We were responding to a man with a gun call. I radioed my shift sergeant and suggested he go in the back way and I would take the front. The location was an old apartment building that had a front and back entrance, with stairs leading up to a common landing. We were both close and probably there in less than two minutes. According to the dispatcher, we were looking for a man with a red shirt who was carrying a pistol.
We coordinated our entry by radio and met on the landing where there were a number of people milling around the hallway. They were excited and creating a commotion. Neither of us saw anyone wearing a red shirt. I asked a woman holding a baby, “Where is the guy with the gun?” She looked at me like a cow looking at a new gate, shoved her finger at a guy that was looking right at me and said, “Right there!”
Sure enough, standing about halfway up the stairs to the next landing was a disheveled looking gent with a cowboy belt and holster rig on his hip.
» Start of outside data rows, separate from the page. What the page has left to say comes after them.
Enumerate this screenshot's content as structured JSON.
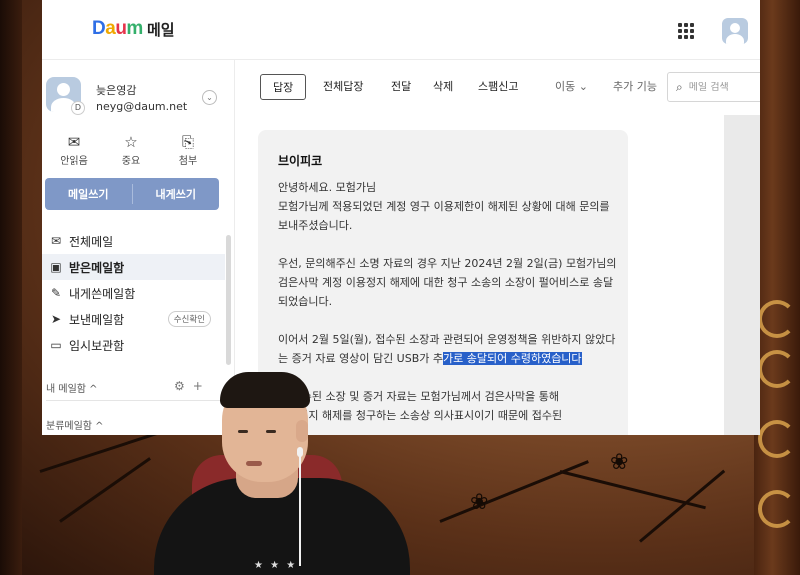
{
  "app": {
    "logo_text": [
      "D",
      "a",
      "u",
      "m"
    ],
    "title": "메일",
    "colors": {
      "accent": "#7f98c7",
      "selection": "#2860c9",
      "logo_blue": "#2f6fe6",
      "logo_yellow": "#f0a800",
      "logo_red": "#e5334b",
      "logo_green": "#34b06b"
    }
  },
  "account": {
    "name": "늦은영감",
    "email": "neyg@daum.net",
    "avatar_badge": "D"
  },
  "quick_links": [
    {
      "label": "안읽음",
      "icon": "envelope-icon"
    },
    {
      "label": "중요",
      "icon": "star-icon"
    },
    {
      "label": "첨부",
      "icon": "paperclip-icon"
    }
  ],
  "compose": {
    "write_label": "메일쓰기",
    "self_label": "내게쓰기"
  },
  "folders": [
    {
      "label": "전체메일",
      "icon": "mail-icon"
    },
    {
      "label": "받은메일함",
      "icon": "inbox-icon",
      "active": true
    },
    {
      "label": "내게쓴메일함",
      "icon": "edit-icon"
    },
    {
      "label": "보낸메일함",
      "icon": "send-icon",
      "badge": "수신확인"
    },
    {
      "label": "임시보관함",
      "icon": "folder-icon"
    }
  ],
  "sections": {
    "my_mailbox": "내 메일함 ^",
    "category": "분류메일함 ^"
  },
  "toolbar": {
    "reply": "답장",
    "reply_all": "전체답장",
    "forward": "전달",
    "delete": "삭제",
    "spam": "스팸신고",
    "move": "이동 ⌄",
    "more": "추가 기능",
    "search_placeholder": "메일 검색"
  },
  "message": {
    "sender": "브이피코",
    "greeting": "안녕하세요. 모험가님",
    "p1": "모험가님께 적용되었던 계정 영구 이용제한이 해제된 상황에 대해 문의를 보내주셨습니다.",
    "p2": "우선, 문의해주신 소명 자료의 경우 지난 2024년 2월 2일(금) 모험가님의 검은사막 계정 이용정지 해제에 대한 청구 소송의 소장이 펄어비스로 송달되었습니다.",
    "p3_before": "이어서 2월 5일(월), 접수된 소장과 관련되어 운영정책을 위반하지 않았다는 증거 자료 영상이 담긴 USB가 추",
    "p3_selected": "가로 송달되어 수령하였습니다",
    "p4_partial": "이 접수된 소장 및 증거 자료는 모험가님께서 검은사막을 통해\n이용정지 해제를 청구하는 소송상 의사표시이기 때문에 접수된"
  },
  "stream": {
    "shirt_text": "★ ★ ★"
  }
}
I could see the ammunition in the cartridge loops; he was only 15 feet away. What he did not have was a red shirt. He had no shirt at all.
At the same instant my sergeant and I drew our Glock 22s and pointed at the gunman, who immediately assumed the gunfighter/Yosemite Sam pose. My sergeant was a trained hostage negotiator so he took the lead as I covered the suspect with about half the pressure already exerted on the Glock’s New York trigger. I knew at any moment this grease ball was going to draw and he was yelling at us with that threat. I had no intention of letting him clear leather.
With me covering, the sergeant kept his attention with some savvy talk and managed to close the distance. Finally he snatched the guy by the arm next to the gun in the holster, pressed him against the wall and cuffed him. When he had the suspect cuffed I moved in and disarmed the desperado. I was shocked to pull a pellet pistol that looked just like a Smith & Wesson Model 686 from the holster.
Lesson Learned: When the call is for a man with a gun, look for a man with a gun first before you worry about what color shirt he is supposed to be wearing.— RM, WV
Editor’s Note: We pay $100 for each account we print. Send to the magazine, c/o “Police Stories.” Email Us
DRUNK COWBOY We were responding to a man with a gun call. I radioed my…
by Nick Jacobellis / May 1, 2011